Over the next two years, I watched as an epidemic of hate crimes received almost no national analysis or significant media coverage. If we didn’t address this issue, how many other tragedies like Balbir’s would we suffer? I wanted to make A DREAM IN DOUBT to humanize post-9/11 hate crimes by bringing the Sodhi family out of the shadows.
Although I am not Sikh, I had previously produced an educational media project for the Sikh American community, and felt I could gain access to the Sodhi family to tell their story. When I contacted the Sodhis, Rana shared that another member of the Sikh community had recently been shot in a hate crime. At this point, with support from a Sikh American co-producer, Preetmohan Singh, and many friends, there was no turning back. As I began chronicling the Sodhi family’s experience, I realized that Rana’s enduring faith in the American Dream was at the heart of the story.
One delicate issue in A DREAM IN DOUBT pertains to the fact that Sikhs are not Muslims. This misunderstanding so clearly represented the degree of ignorance behind the blind hatred but it also forced Sikhs to walk a fine line when distinguishing themselves from Muslims. It was important to educate about their differences without seeming to say that it was, in fact, appropriate to assign the blame for 9/11 to all Muslims. As Rana says in the film, he doesn’t want anyone of any ethnicity to be hurt by hate.

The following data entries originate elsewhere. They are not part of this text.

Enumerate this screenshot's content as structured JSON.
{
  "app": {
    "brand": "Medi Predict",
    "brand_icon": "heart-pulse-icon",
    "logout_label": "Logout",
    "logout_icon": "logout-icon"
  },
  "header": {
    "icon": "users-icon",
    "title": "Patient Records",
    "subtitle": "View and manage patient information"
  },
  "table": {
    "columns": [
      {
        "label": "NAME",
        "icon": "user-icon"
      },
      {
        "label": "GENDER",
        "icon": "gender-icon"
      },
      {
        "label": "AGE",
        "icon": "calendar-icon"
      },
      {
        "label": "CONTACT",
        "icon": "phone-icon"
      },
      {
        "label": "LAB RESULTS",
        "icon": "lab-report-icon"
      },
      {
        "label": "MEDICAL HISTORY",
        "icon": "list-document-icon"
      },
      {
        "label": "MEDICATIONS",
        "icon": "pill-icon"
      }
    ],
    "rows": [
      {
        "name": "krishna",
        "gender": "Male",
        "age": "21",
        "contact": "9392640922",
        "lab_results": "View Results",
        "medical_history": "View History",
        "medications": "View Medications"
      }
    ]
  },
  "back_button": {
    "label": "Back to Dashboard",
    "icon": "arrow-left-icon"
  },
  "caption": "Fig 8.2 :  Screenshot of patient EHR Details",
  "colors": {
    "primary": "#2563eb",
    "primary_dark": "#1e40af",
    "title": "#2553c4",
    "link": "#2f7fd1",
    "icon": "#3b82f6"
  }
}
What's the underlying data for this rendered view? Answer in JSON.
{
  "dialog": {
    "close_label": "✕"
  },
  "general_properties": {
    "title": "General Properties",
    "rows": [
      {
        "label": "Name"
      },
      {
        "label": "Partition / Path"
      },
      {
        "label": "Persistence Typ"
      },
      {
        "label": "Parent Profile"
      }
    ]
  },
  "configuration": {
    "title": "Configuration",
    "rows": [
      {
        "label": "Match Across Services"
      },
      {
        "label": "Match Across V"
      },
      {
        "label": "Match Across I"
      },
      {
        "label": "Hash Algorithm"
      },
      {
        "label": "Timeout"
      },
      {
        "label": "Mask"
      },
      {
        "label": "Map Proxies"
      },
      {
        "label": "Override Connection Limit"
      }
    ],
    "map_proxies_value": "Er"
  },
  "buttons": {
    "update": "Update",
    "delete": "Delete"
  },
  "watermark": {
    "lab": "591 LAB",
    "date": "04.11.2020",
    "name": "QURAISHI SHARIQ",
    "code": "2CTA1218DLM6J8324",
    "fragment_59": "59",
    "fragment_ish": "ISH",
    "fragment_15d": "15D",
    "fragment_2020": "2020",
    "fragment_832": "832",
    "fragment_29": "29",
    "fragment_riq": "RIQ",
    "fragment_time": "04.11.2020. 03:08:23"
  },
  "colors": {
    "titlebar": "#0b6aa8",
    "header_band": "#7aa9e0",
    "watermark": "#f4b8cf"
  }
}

I have often been asked why it matters whether a hate crime is called a hate crime. Isn’t a murder victim who is killed for any other reason considered as important as someone who is murdered out of hate? Of course, the individual’s life has equal value, but labeling a hate crime is important because this single act terrorizes an entire group.
I hope that A DREAM IN DOUBT helps viewers create a meaningful dialogue about identity, immigration, the impact of hate crimes on communities, and what it means to be American. Most importantly, I hope it can bring people of different backgrounds together to build new relationships. In many ways, Phoenix provides a model because law enforcement, local media, interfaith groups and the justice department rallied around Rana and his community to show their support and build friendships. I would love to see this model replicated far and wide.